_YOUR GOAL_: A faithful copy of the entries, without any pictures, is what is needed here.

______________________________

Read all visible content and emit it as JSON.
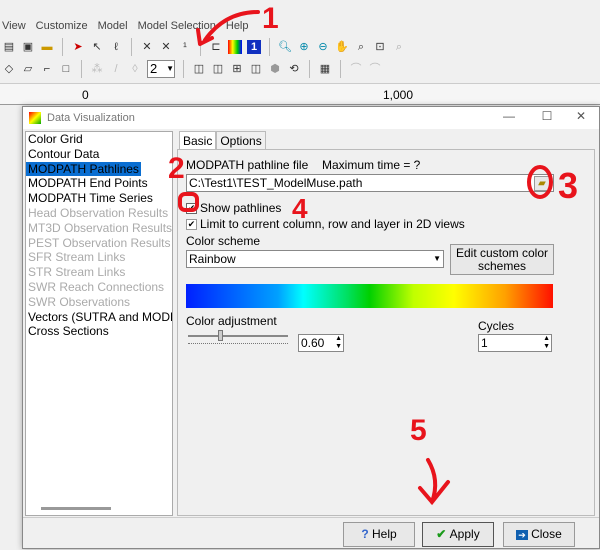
{
  "menu": [
    "View",
    "Customize",
    "Model",
    "Model Selection",
    "Help"
  ],
  "toolbar": {
    "layer_select": "2"
  },
  "ruler": {
    "labels": [
      "0",
      "1,000"
    ]
  },
  "dialog": {
    "title": "Data Visualization",
    "list": [
      {
        "label": "Color Grid",
        "enabled": true
      },
      {
        "label": "Contour Data",
        "enabled": true
      },
      {
        "label": "MODPATH Pathlines",
        "enabled": true,
        "selected": true
      },
      {
        "label": "MODPATH End Points",
        "enabled": true
      },
      {
        "label": "MODPATH Time Series",
        "enabled": true
      },
      {
        "label": "Head Observation Results",
        "enabled": false
      },
      {
        "label": "MT3D Observation Results",
        "enabled": false
      },
      {
        "label": "PEST Observation Results",
        "enabled": false
      },
      {
        "label": "SFR Stream Links",
        "enabled": false
      },
      {
        "label": "STR Stream Links",
        "enabled": false
      },
      {
        "label": "SWR Reach Connections",
        "enabled": false
      },
      {
        "label": "SWR Observations",
        "enabled": false
      },
      {
        "label": "Vectors (SUTRA and MODF",
        "enabled": true
      },
      {
        "label": "Cross Sections",
        "enabled": true
      }
    ],
    "tabs": [
      "Basic",
      "Options"
    ],
    "pathline_file_label": "MODPATH pathline file",
    "max_time_label": "Maximum time = ?",
    "pathline_file": "C:\\Test1\\TEST_ModelMuse.path",
    "show_pathlines": "Show pathlines",
    "limit_label": "Limit to current column, row and layer in 2D views",
    "color_scheme_label": "Color scheme",
    "color_scheme": "Rainbow",
    "edit_schemes": "Edit custom color schemes",
    "color_adjustment_label": "Color adjustment",
    "color_adjustment": "0.60",
    "cycles_label": "Cycles",
    "cycles": "1",
    "help": "Help",
    "apply": "Apply",
    "close": "Close"
  },
  "annotations": [
    "1",
    "2",
    "3",
    "4",
    "5"
  ],
  "colors": {
    "annotation": "#e8141c",
    "selection": "#0a6ed1"
  }
}
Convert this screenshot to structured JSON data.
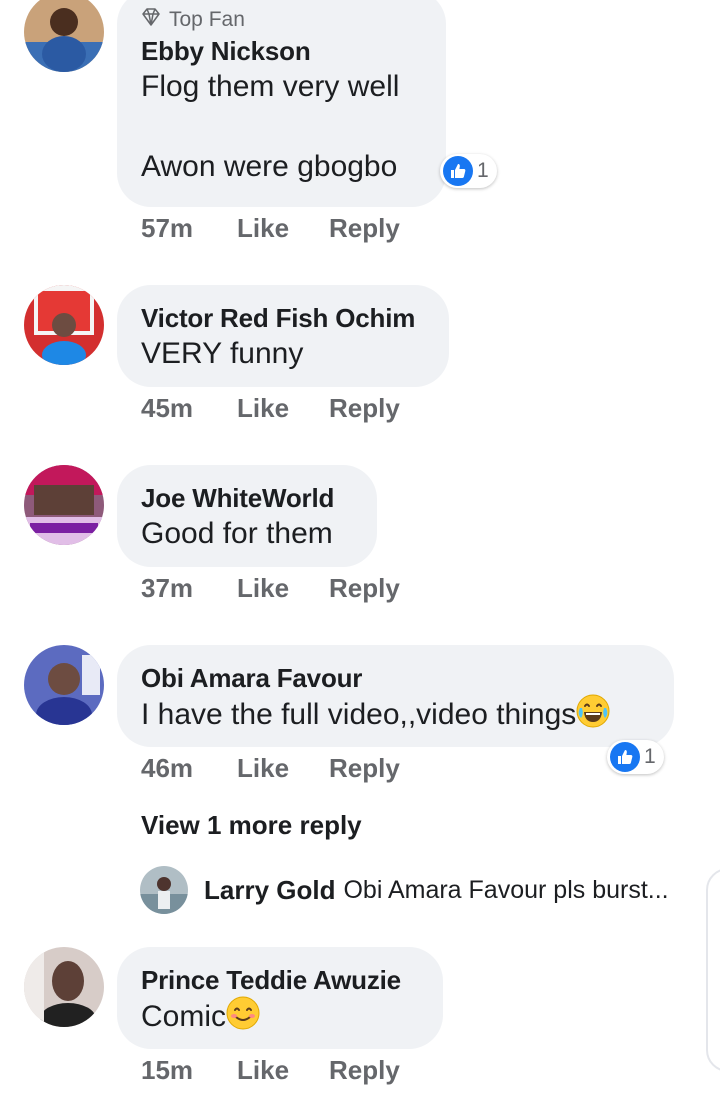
{
  "comments": [
    {
      "badge_label": "Top Fan",
      "badge_icon": "diamond-icon",
      "name": "Ebby Nickson",
      "text": "Flog them very well\n\nAwon were gbogbo",
      "time": "57m",
      "like_label": "Like",
      "reply_label": "Reply",
      "reaction_count": "1"
    },
    {
      "name": "Victor Red Fish Ochim",
      "text": "VERY funny",
      "time": "45m",
      "like_label": "Like",
      "reply_label": "Reply"
    },
    {
      "name": "Joe WhiteWorld",
      "text": "Good for them",
      "time": "37m",
      "like_label": "Like",
      "reply_label": "Reply"
    },
    {
      "name": "Obi Amara Favour",
      "text": "I have the full video,,video things",
      "emoji": "face-with-tears-of-joy-emoji",
      "time": "46m",
      "like_label": "Like",
      "reply_label": "Reply",
      "reaction_count": "1",
      "view_more_label": "View 1 more reply",
      "reply_preview": {
        "name": "Larry Gold",
        "text": "Obi Amara Favour pls burst..."
      }
    },
    {
      "name": "Prince Teddie Awuzie",
      "text": "Comic",
      "emoji": "smiling-face-emoji",
      "time": "15m",
      "like_label": "Like",
      "reply_label": "Reply"
    }
  ],
  "colors": {
    "bubble": "#f0f2f5",
    "like_blue": "#1877f2",
    "meta_gray": "#65676b",
    "text": "#1c1e21"
  }
}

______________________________

_RESPONSE TO THIS TASK_:
Read all visible content and emit it as JSON.
{
  "menu": [
    "View",
    "Customize",
    "Model",
    "Model Selection",
    "Help"
  ],
  "toolbar": {
    "layer_select": "2"
  },
  "ruler": {
    "labels": [
      "0",
      "1,000"
    ]
  },
  "dialog": {
    "title": "Data Visualization",
    "list": [
      {
        "label": "Color Grid",
        "enabled": true
      },
      {
        "label": "Contour Data",
        "enabled": true
      },
      {
        "label": "MODPATH Pathlines",
        "enabled": true,
        "selected": true
      },
      {
        "label": "MODPATH End Points",
        "enabled": true
      },
      {
        "label": "MODPATH Time Series",
        "enabled": true
      },
      {
        "label": "Head Observation Results",
        "enabled": false
      },
      {
        "label": "MT3D Observation Results",
        "enabled": false
      },
      {
        "label": "PEST Observation Results",
        "enabled": false
      },
      {
        "label": "SFR Stream Links",
        "enabled": false
      },
      {
        "label": "STR Stream Links",
        "enabled": false
      },
      {
        "label": "SWR Reach Connections",
        "enabled": false
      },
      {
        "label": "SWR Observations",
        "enabled": false
      },
      {
        "label": "Vectors (SUTRA and MODF",
        "enabled": true
      },
      {
        "label": "Cross Sections",
        "enabled": true
      }
    ],
    "tabs": [
      "Basic",
      "Options"
    ],
    "pathline_file_label": "MODPATH pathline file",
    "max_time_label": "Maximum time = ?",
    "pathline_file": "C:\\Test1\\TEST_ModelMuse.path",
    "show_pathlines": "Show pathlines",
    "limit_label": "Limit to current column, row and layer in 2D views",
    "color_scheme_label": "Color scheme",
    "color_scheme": "Rainbow",
    "edit_schemes": "Edit custom color schemes",
    "color_adjustment_label": "Color adjustment",
    "color_adjustment": "0.60",
    "cycles_label": "Cycles",
    "cycles": "1",
    "help": "Help",
    "apply": "Apply",
    "close": "Close"
  },
  "annotations": [
    "1",
    "2",
    "3",
    "4",
    "5"
  ],
  "colors": {
    "annotation": "#e8141c",
    "selection": "#0a6ed1"
  }
}
Convert this screenshot to structured JSON data.
{
  "comments": [
    {
      "badge_label": "Top Fan",
      "badge_icon": "diamond-icon",
      "name": "Ebby Nickson",
      "text": "Flog them very well\n\nAwon were gbogbo",
      "time": "57m",
      "like_label": "Like",
      "reply_label": "Reply",
      "reaction_count": "1"
    },
    {
      "name": "Victor Red Fish Ochim",
      "text": "VERY funny",
      "time": "45m",
      "like_label": "Like",
      "reply_label": "Reply"
    },
    {
      "name": "Joe WhiteWorld",
      "text": "Good for them",
      "time": "37m",
      "like_label": "Like",
      "reply_label": "Reply"
    },
    {
      "name": "Obi Amara Favour",
      "text": "I have the full video,,video things",
      "emoji": "face-with-tears-of-joy-emoji",
      "time": "46m",
      "like_label": "Like",
      "reply_label": "Reply",
      "reaction_count": "1",
      "view_more_label": "View 1 more reply",
      "reply_preview": {
        "name": "Larry Gold",
        "text": "Obi Amara Favour pls burst..."
      }
    },
    {
      "name": "Prince Teddie Awuzie",
      "text": "Comic",
      "emoji": "smiling-face-emoji",
      "time": "15m",
      "like_label": "Like",
      "reply_label": "Reply"
    }
  ],
  "colors": {
    "bubble": "#f0f2f5",
    "like_blue": "#1877f2",
    "meta_gray": "#65676b",
    "text": "#1c1e21"
  }
}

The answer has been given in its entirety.